Provided data =
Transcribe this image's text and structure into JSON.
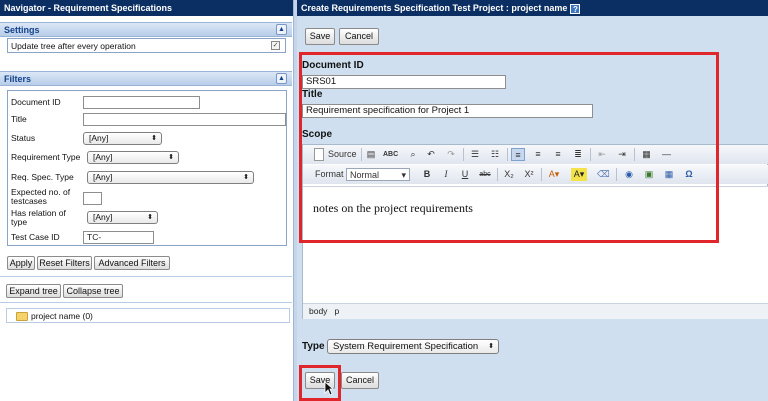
{
  "navigator": {
    "title": "Navigator - Requirement Specifications",
    "settings": {
      "header": "Settings",
      "update_tree_label": "Update tree after every operation",
      "update_tree_checked": true
    },
    "filters": {
      "header": "Filters",
      "document_id_label": "Document ID",
      "document_id_value": "",
      "title_label": "Title",
      "title_value": "",
      "status_label": "Status",
      "status_value": "[Any]",
      "requirement_type_label": "Requirement Type",
      "requirement_type_value": "[Any]",
      "req_spec_type_label": "Req. Spec. Type",
      "req_spec_type_value": "[Any]",
      "expected_testcases_label": "Expected no. of testcases",
      "expected_testcases_value": "",
      "has_relation_label": "Has relation of type",
      "has_relation_value": "[Any]",
      "test_case_id_label": "Test Case ID",
      "test_case_id_value": "TC-"
    },
    "buttons": {
      "apply": "Apply",
      "reset_filters": "Reset Filters",
      "advanced_filters": "Advanced Filters",
      "expand_tree": "Expand tree",
      "collapse_tree": "Collapse tree"
    },
    "tree": {
      "root_label": "project name (0)"
    }
  },
  "form": {
    "title": "Create Requirements Specification Test Project : project name",
    "help_icon_text": "?",
    "save_label": "Save",
    "cancel_label": "Cancel",
    "document_id_label": "Document ID",
    "document_id_value": "SRS01",
    "title_label": "Title",
    "title_value": "Requirement specification for Project 1",
    "scope_label": "Scope",
    "toolbar": {
      "source_label": "Source",
      "format_label": "Format",
      "format_value": "Normal",
      "bold": "B",
      "italic": "I",
      "underline": "U",
      "strike": "abc",
      "subscript": "X₂",
      "superscript": "X²",
      "omega": "Ω"
    },
    "scope_text": "notes on the project requirements",
    "path_body": "body",
    "path_p": "p",
    "type_label": "Type",
    "type_value": "System Requirement Specification",
    "highlight_color": "#e0262b"
  }
}
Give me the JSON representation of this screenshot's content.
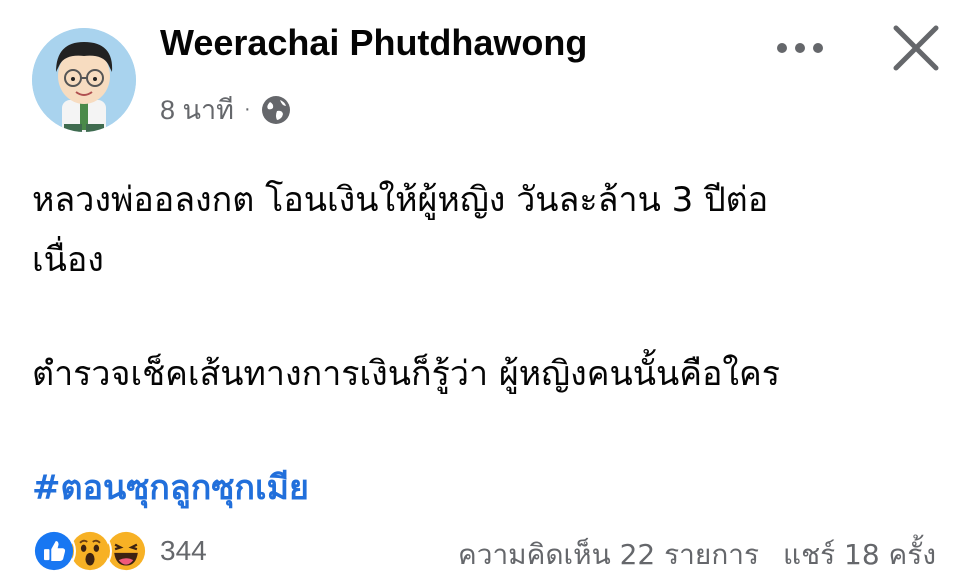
{
  "post": {
    "author_name": "Weerachai Phutdhawong",
    "time": "8 นาที",
    "separator": "·",
    "privacy_icon": "globe-icon",
    "body_lines": [
      "หลวงพ่ออลงกต โอนเงินให้ผู้หญิง วันละล้าน 3 ปีต่อ",
      "เนื่อง",
      "ตำรวจเช็คเส้นทางการเงินก็รู้ว่า ผู้หญิงคนนั้นคือใคร"
    ],
    "hashtag": "#ตอนซุกลูกซุกเมีย"
  },
  "footer": {
    "reactions": [
      "like-icon",
      "wow-icon",
      "haha-icon"
    ],
    "reaction_count": "344",
    "comments_label": "ความคิดเห็น 22 รายการ",
    "shares_label": "แชร์ 18 ครั้ง"
  },
  "colors": {
    "hashtag": "#216fdb",
    "secondary_text": "#65676b",
    "like_blue": "#1877f2",
    "emoji_yellow": "#f7b125"
  }
}
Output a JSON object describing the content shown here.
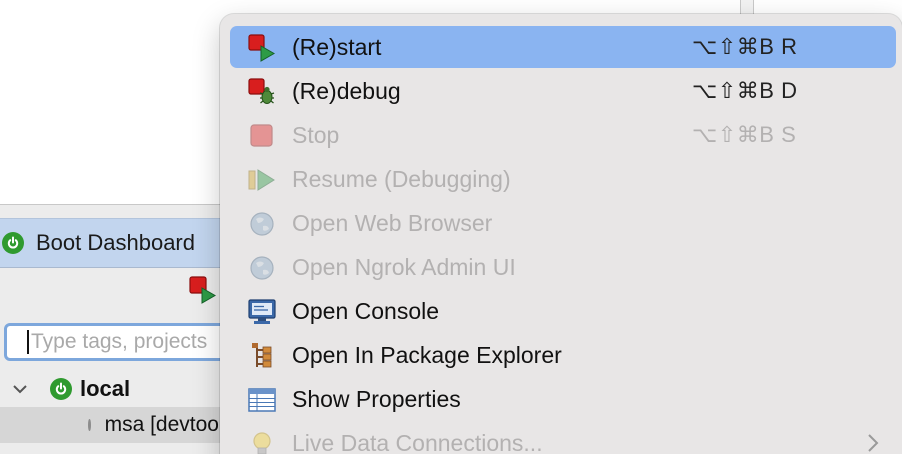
{
  "background_view": {
    "tab_label": "Boot Dashboard",
    "search_placeholder": "Type tags, projects",
    "tree": {
      "local_label": "local",
      "app_label": "msa [devtools]"
    }
  },
  "menu": {
    "items": [
      {
        "label": "(Re)start",
        "shortcut": "⌥⇧⌘B R",
        "icon": "restart-icon",
        "state": "highlighted"
      },
      {
        "label": "(Re)debug",
        "shortcut": "⌥⇧⌘B D",
        "icon": "debug-bug-icon",
        "state": "enabled"
      },
      {
        "label": "Stop",
        "shortcut": "⌥⇧⌘B S",
        "icon": "stop-icon",
        "state": "disabled"
      },
      {
        "label": "Resume (Debugging)",
        "shortcut": "",
        "icon": "resume-icon",
        "state": "disabled"
      },
      {
        "label": "Open Web Browser",
        "shortcut": "",
        "icon": "globe-icon",
        "state": "disabled"
      },
      {
        "label": "Open Ngrok Admin UI",
        "shortcut": "",
        "icon": "globe-icon",
        "state": "disabled"
      },
      {
        "label": "Open Console",
        "shortcut": "",
        "icon": "console-monitor-icon",
        "state": "enabled"
      },
      {
        "label": "Open In Package Explorer",
        "shortcut": "",
        "icon": "package-explorer-icon",
        "state": "enabled"
      },
      {
        "label": "Show Properties",
        "shortcut": "",
        "icon": "properties-table-icon",
        "state": "enabled"
      },
      {
        "label": "Live Data Connections...",
        "shortcut": "",
        "icon": "lightbulb-icon",
        "state": "disabled",
        "submenu": true
      }
    ]
  },
  "colors": {
    "menu_background": "#e8e6e6",
    "highlight": "#8ab4f1",
    "disabled_text": "#b3b1b1",
    "boot_green": "#2f9a2f"
  }
}
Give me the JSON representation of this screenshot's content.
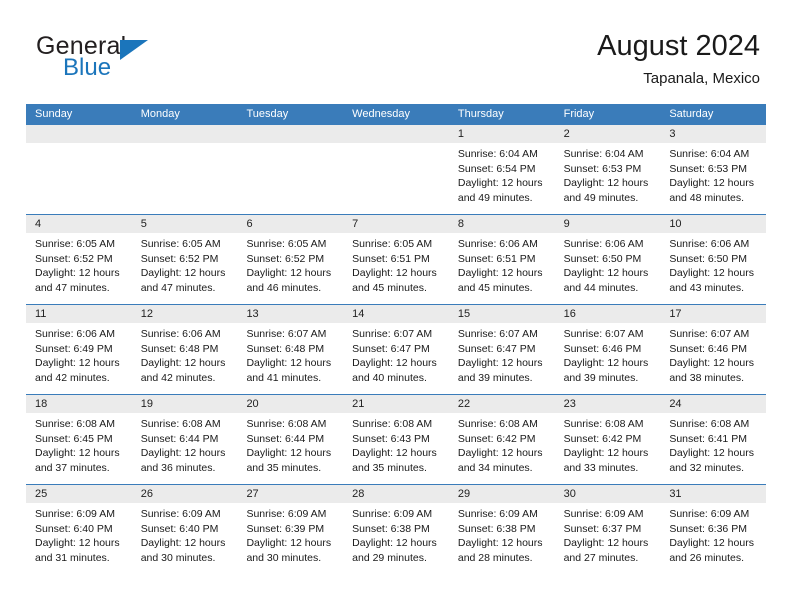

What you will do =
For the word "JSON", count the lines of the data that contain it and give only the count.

Response to this task =
4